• **EXERCISE INPUTS**:
......

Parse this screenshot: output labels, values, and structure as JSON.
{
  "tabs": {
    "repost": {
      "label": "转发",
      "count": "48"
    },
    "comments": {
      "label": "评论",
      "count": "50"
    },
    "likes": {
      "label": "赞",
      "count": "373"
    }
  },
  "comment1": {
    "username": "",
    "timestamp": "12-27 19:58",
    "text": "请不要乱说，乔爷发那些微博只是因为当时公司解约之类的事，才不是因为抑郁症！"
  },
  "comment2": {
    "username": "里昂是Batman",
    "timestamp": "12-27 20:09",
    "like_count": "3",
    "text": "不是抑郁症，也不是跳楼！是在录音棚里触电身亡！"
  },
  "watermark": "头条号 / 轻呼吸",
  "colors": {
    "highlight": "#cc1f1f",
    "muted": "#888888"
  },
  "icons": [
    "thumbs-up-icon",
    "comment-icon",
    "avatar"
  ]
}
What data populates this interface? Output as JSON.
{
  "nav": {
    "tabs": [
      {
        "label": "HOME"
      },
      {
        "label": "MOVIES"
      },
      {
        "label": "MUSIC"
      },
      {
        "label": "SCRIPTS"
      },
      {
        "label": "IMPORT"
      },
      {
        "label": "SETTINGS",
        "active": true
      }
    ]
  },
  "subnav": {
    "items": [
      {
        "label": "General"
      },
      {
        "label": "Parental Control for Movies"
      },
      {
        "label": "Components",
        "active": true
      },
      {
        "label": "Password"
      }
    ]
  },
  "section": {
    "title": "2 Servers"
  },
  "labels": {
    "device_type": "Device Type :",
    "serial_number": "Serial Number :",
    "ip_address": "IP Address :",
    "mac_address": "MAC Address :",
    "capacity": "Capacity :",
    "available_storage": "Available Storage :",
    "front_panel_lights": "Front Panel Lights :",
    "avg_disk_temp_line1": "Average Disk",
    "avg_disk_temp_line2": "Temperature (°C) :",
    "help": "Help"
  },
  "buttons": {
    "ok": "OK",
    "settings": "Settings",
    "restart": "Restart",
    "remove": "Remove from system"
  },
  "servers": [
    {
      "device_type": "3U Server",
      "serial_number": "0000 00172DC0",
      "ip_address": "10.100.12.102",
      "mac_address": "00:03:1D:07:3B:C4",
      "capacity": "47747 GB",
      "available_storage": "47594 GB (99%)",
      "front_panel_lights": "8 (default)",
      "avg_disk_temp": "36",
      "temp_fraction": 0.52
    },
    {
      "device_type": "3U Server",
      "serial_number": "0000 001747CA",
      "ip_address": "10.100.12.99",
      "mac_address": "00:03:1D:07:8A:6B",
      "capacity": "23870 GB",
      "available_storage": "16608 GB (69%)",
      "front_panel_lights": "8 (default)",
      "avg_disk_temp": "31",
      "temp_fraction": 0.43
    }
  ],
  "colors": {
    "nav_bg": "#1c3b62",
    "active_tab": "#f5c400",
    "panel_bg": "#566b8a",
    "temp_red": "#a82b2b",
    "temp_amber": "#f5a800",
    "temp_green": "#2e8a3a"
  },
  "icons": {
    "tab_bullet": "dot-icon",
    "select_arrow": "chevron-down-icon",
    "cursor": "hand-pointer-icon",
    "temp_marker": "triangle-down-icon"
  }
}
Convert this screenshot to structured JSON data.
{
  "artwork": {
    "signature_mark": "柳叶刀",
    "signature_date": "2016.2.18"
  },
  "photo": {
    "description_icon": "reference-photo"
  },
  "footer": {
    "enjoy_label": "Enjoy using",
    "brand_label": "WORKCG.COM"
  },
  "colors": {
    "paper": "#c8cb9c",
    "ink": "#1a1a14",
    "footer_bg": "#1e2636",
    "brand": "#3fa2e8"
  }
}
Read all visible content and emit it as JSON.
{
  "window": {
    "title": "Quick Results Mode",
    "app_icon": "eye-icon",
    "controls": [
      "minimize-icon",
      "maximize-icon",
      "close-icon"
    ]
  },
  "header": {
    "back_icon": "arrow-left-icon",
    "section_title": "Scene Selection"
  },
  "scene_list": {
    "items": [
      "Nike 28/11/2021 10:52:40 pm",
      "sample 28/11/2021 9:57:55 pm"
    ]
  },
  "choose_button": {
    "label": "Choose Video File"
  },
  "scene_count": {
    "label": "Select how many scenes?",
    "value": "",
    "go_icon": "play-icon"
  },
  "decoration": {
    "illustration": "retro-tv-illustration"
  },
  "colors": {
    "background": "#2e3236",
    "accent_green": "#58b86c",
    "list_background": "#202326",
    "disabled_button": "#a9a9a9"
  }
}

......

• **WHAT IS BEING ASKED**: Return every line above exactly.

• **TASK OUTPUT**:
Parse this screenshot: output labels, values, and structure as JSON.
{
  "tabs": {
    "repost": {
      "label": "转发",
      "count": "48"
    },
    "comments": {
      "label": "评论",
      "count": "50"
    },
    "likes": {
      "label": "赞",
      "count": "373"
    }
  },
  "comment1": {
    "username": "",
    "timestamp": "12-27 19:58",
    "text": "请不要乱说，乔爷发那些微博只是因为当时公司解约之类的事，才不是因为抑郁症！"
  },
  "comment2": {
    "username": "里昂是Batman",
    "timestamp": "12-27 20:09",
    "like_count": "3",
    "text": "不是抑郁症，也不是跳楼！是在录音棚里触电身亡！"
  },
  "watermark": "头条号 / 轻呼吸",
  "colors": {
    "highlight": "#cc1f1f",
    "muted": "#888888"
  },
  "icons": [
    "thumbs-up-icon",
    "comment-icon",
    "avatar"
  ]
}
What data populates this interface? Output as JSON.
{
  "nav": {
    "tabs": [
      {
        "label": "HOME"
      },
      {
        "label": "MOVIES"
      },
      {
        "label": "MUSIC"
      },
      {
        "label": "SCRIPTS"
      },
      {
        "label": "IMPORT"
      },
      {
        "label": "SETTINGS",
        "active": true
      }
    ]
  },
  "subnav": {
    "items": [
      {
        "label": "General"
      },
      {
        "label": "Parental Control for Movies"
      },
      {
        "label": "Components",
        "active": true
      },
      {
        "label": "Password"
      }
    ]
  },
  "section": {
    "title": "2 Servers"
  },
  "labels": {
    "device_type": "Device Type :",
    "serial_number": "Serial Number :",
    "ip_address": "IP Address :",
    "mac_address": "MAC Address :",
    "capacity": "Capacity :",
    "available_storage": "Available Storage :",
    "front_panel_lights": "Front Panel Lights :",
    "avg_disk_temp_line1": "Average Disk",
    "avg_disk_temp_line2": "Temperature (°C) :",
    "help": "Help"
  },
  "buttons": {
    "ok": "OK",
    "settings": "Settings",
    "restart": "Restart",
    "remove": "Remove from system"
  },
  "servers": [
    {
      "device_type": "3U Server",
      "serial_number": "0000 00172DC0",
      "ip_address": "10.100.12.102",
      "mac_address": "00:03:1D:07:3B:C4",
      "capacity": "47747 GB",
      "available_storage": "47594 GB (99%)",
      "front_panel_lights": "8 (default)",
      "avg_disk_temp": "36",
      "temp_fraction": 0.52
    },
    {
      "device_type": "3U Server",
      "serial_number": "0000 001747CA",
      "ip_address": "10.100.12.99",
      "mac_address": "00:03:1D:07:8A:6B",
      "capacity": "23870 GB",
      "available_storage": "16608 GB (69%)",
      "front_panel_lights": "8 (default)",
      "avg_disk_temp": "31",
      "temp_fraction": 0.43
    }
  ],
  "colors": {
    "nav_bg": "#1c3b62",
    "active_tab": "#f5c400",
    "panel_bg": "#566b8a",
    "temp_red": "#a82b2b",
    "temp_amber": "#f5a800",
    "temp_green": "#2e8a3a"
  },
  "icons": {
    "tab_bullet": "dot-icon",
    "select_arrow": "chevron-down-icon",
    "cursor": "hand-pointer-icon",
    "temp_marker": "triangle-down-icon"
  }
}
Convert this screenshot to structured JSON data.
{
  "artwork": {
    "signature_mark": "柳叶刀",
    "signature_date": "2016.2.18"
  },
  "photo": {
    "description_icon": "reference-photo"
  },
  "footer": {
    "enjoy_label": "Enjoy using",
    "brand_label": "WORKCG.COM"
  },
  "colors": {
    "paper": "#c8cb9c",
    "ink": "#1a1a14",
    "footer_bg": "#1e2636",
    "brand": "#3fa2e8"
  }
}
Read all visible content and emit it as JSON.
{
  "window": {
    "title": "Quick Results Mode",
    "app_icon": "eye-icon",
    "controls": [
      "minimize-icon",
      "maximize-icon",
      "close-icon"
    ]
  },
  "header": {
    "back_icon": "arrow-left-icon",
    "section_title": "Scene Selection"
  },
  "scene_list": {
    "items": [
      "Nike 28/11/2021 10:52:40 pm",
      "sample 28/11/2021 9:57:55 pm"
    ]
  },
  "choose_button": {
    "label": "Choose Video File"
  },
  "scene_count": {
    "label": "Select how many scenes?",
    "value": "",
    "go_icon": "play-icon"
  },
  "decoration": {
    "illustration": "retro-tv-illustration"
  },
  "colors": {
    "background": "#2e3236",
    "accent_green": "#58b86c",
    "list_background": "#202326",
    "disabled_button": "#a9a9a9"
  }
}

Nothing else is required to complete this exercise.